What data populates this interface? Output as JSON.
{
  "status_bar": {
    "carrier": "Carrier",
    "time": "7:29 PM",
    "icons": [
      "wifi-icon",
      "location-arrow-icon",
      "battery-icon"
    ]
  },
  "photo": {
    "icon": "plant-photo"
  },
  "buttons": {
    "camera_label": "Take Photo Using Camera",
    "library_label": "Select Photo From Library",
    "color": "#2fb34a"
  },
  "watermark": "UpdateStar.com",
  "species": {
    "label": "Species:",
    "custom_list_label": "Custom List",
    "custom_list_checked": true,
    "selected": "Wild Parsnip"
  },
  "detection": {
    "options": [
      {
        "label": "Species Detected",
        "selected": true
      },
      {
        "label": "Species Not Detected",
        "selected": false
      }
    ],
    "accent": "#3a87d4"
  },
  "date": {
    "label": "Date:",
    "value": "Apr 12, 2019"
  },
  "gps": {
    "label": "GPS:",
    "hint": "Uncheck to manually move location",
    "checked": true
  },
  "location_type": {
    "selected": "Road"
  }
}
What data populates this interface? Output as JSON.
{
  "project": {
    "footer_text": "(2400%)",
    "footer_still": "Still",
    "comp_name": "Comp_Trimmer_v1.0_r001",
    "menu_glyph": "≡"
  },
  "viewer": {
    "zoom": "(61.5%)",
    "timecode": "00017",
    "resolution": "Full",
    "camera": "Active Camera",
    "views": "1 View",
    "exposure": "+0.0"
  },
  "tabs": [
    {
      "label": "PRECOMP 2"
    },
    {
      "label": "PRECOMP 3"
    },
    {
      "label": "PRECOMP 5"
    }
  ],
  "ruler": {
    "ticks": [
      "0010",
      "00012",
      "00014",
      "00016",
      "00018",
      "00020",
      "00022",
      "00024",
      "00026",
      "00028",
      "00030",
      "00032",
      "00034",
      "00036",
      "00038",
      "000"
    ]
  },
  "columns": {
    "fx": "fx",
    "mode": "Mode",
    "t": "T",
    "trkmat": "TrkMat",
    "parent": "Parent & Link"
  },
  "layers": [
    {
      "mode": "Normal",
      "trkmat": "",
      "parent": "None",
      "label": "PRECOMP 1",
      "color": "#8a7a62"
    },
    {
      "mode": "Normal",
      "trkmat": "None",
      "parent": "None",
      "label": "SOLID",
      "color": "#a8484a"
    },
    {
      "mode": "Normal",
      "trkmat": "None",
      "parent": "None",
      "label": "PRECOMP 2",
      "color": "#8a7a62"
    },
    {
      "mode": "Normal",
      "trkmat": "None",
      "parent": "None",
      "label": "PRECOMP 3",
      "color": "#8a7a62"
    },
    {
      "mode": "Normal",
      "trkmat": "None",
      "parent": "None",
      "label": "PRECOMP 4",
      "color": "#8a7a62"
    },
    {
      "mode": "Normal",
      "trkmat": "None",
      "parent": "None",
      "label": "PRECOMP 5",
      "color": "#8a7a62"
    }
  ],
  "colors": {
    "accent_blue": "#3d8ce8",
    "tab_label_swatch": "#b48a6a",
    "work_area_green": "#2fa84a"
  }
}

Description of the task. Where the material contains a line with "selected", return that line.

Exercise solution.
    "selected": "Wild Parsnip"
        "selected": true
        "selected": false
    "selected": "Road"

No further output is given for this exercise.